I suspect, though, that Edmund Burke - the Irish statesmen, orator, author, and sundry other things - didn't have time to play Scrabble. He did, however, use our word in two of his addresses. Or he used it twice in the same address. I'm not sure.  He changed subjects so many times in The Speeches of the Right Honorable Edmund Burke that I'm not sure where one speech ended and another began. Here is the first time he used it: "We thought, Sir, that the utmost which the discontented colonists could do, was to disturb the authority; we never dreamt they could of themselves supply it; knowing in general what an operose business it is, to establish a government absolutely new." After moving from American colonial politics to economics and accounting, he uses it the second time, saying, "A complex, operose office, of account and and control, is in itself, and even if members of Parliament had nothing to do with it, the most prodigal of all things.
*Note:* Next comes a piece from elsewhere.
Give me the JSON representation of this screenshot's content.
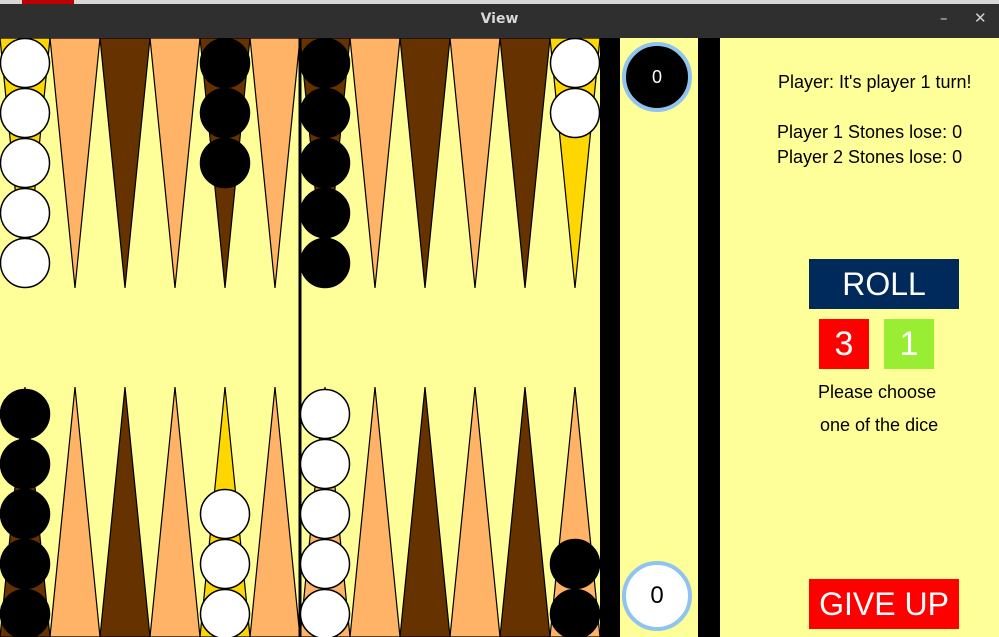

The most audacious robberies, or the most subtle frauds, would never venture upon such a waste, as an over-careful, detailed guard against them will infallibly produce."

Lucy Aikin uses the word a bit differently in her Memoirs of the Court of Queen Elizabeth. I was unable to find the full context of this quote. I could only uncover the usage itself, the book title, and the author's name. I wasn't able to read sample pages or search the entire book on GoogleBooks like I normally do. So, your surmises will be as good as mine as to what "they" refers to: "They were conducted on a scale of grandeur and expense which may still surprise; but taste as yet was in its infancy, and the whole was characterized by the unmerciful tediousness, the ludicrous incongruities, and the operose pedantry of a semi-barbarous age."

Obviously, operose has a wide range of appropriate use. It can fit as easily into a regular description as it can into a political treatise or Parliamentary proceedings. So now you have one more word to choose from when faced with describing some wearisome thing :) Onward to the story clip! Assuming I can think of one in the next few minutes...

"Your mother's a calling you, lass," Duncan said, a blast of cold air rushing inside with him. "Best not keep her."

"Aye, I've stayed too long already." I tucked the wool closer around the little ones packed into the bed like newborn kine in straw. "Send for me if they worsen?"

He nodded. I wrapped myself in own wools and was pulling the door closed behind me when he called my name. I turned back, expecting him to be seated by the hearth where I had left him. But he was at the door, his hand on the other side of the handle. I looked up at him while the wind bit at my face.

"I cannot thank you enough. It's an operose thing you've been doing these last days, caring for them."

"Please, Duncan, it's nothing. You know what a joy they are to me, and to all of us."
"I'm still obliged to you, lass."

I smiled at him and he almost smiled in return. Then he shut the door and I hurried home, the blasting highland air for my companion. All these years, and he still called me "lass."